So, with presence mediated digitally, we’ll be able to create connections—new connections we’ve never had—and it will be that human connection that drives things. We’ll see holograms. We’ll see the ability to project ourselves into all sorts of physical and digital spaces, all in the name of getting that connection we need across time and space so that we can engage in some meaningful endeavors. We’ll look back and say, “It all started there. It started in 2020 with lowly videoconferencing as the beginning.”
Hammer: That’s fascinating, Jared. I was at one of the Microsoft partner conferences and saw where one of the CVPs over marketing who does a lot of marketing for Azure, I was impressed: She put a HoloLens on and stood back, and she introed, but then took a step back, and it projected a hologram, and the technology had learned the inflections of her voice, and she started her hologram, delivered her message, in perfect Japanese. I thought, “That is going to be cool,” and so I do. I look forward to those things, and the other things that we talked about today, and I really appreciate you taking time to meet with us. We’re excited about this as a firm, as, overall, people in the world to be able to experience this future of work. Truly, thank you for your time today.

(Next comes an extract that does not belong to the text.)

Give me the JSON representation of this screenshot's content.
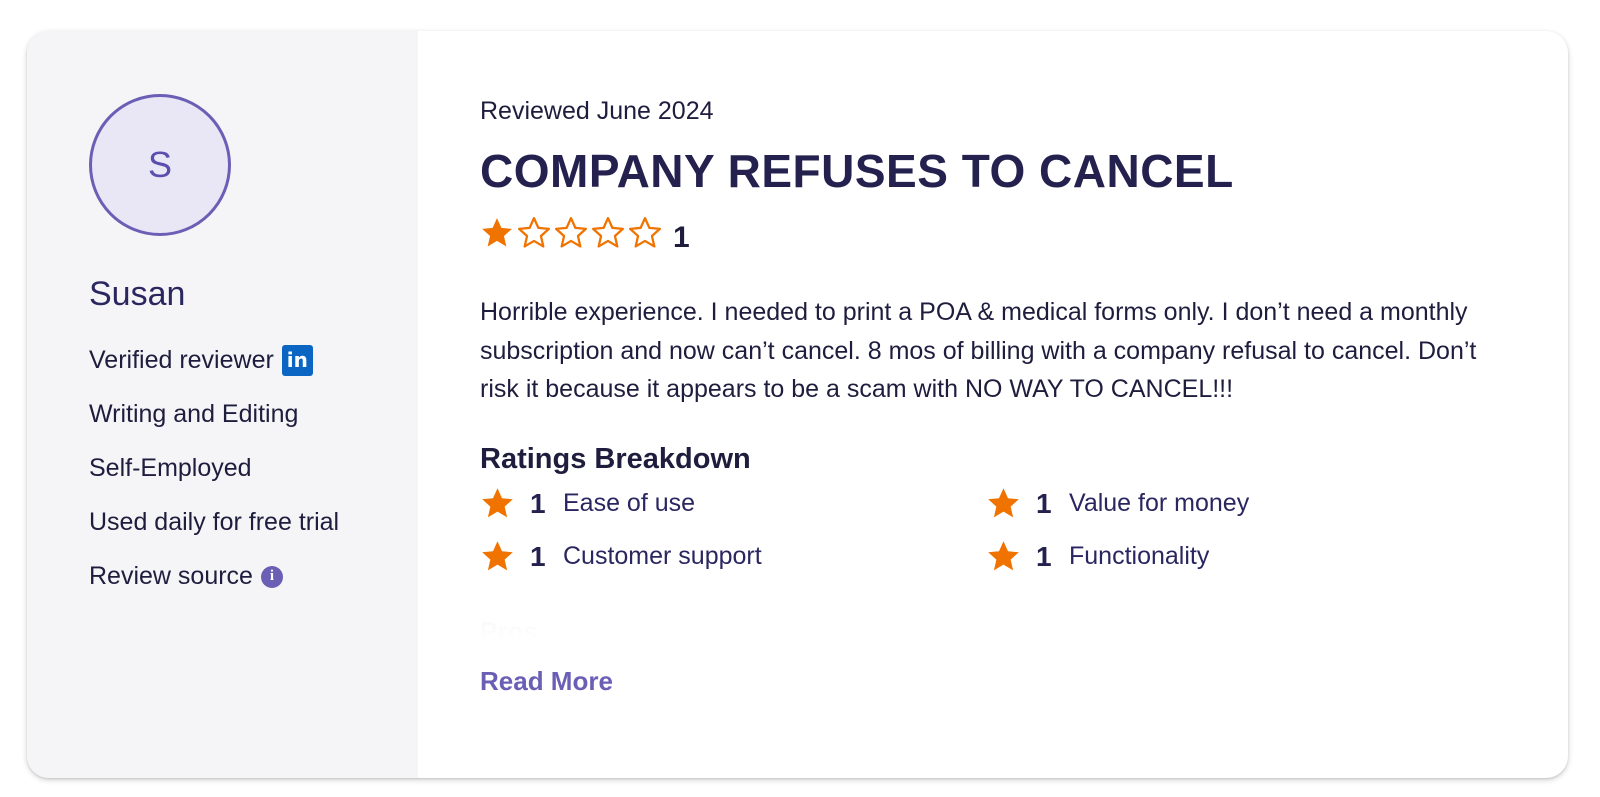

Spataro: My pleasure. Thanks for having me.
Hammer: Back over to you, Joe.
Kornik: Thanks, Joel. Thank you, Jared, for those outstanding insights and that look into the future of work. I certainly enjoyed the discussion, and I hope you did as well. Thanks for joining us for the VISION by Protiviti interview. We’ll see you next time.
As Corporate Vice President of Modern Work, Spataro leads Microsoft’s Modern Work team, which is dedicated to helping every person and organization adapt to the new world of work. His team is driving research to help predict and shape what the future of work will look like across industries, while also delivering new products and features within Microsoft 365 that enable everyone to thrive.
Joel Hammer is a managing director in Protiviti’s global strategic account management group and serves as Protiviti’s Global Lead for Microsoft. In this role, he is responsible for overseeing all activities related to Microsoft and Protiviti’s Global Alliance with Microsoft. Hammer is a member of Protiviti’s Executive Team Advisory Council, driving strategic workstreams to support the achievement of the firm’s strategy.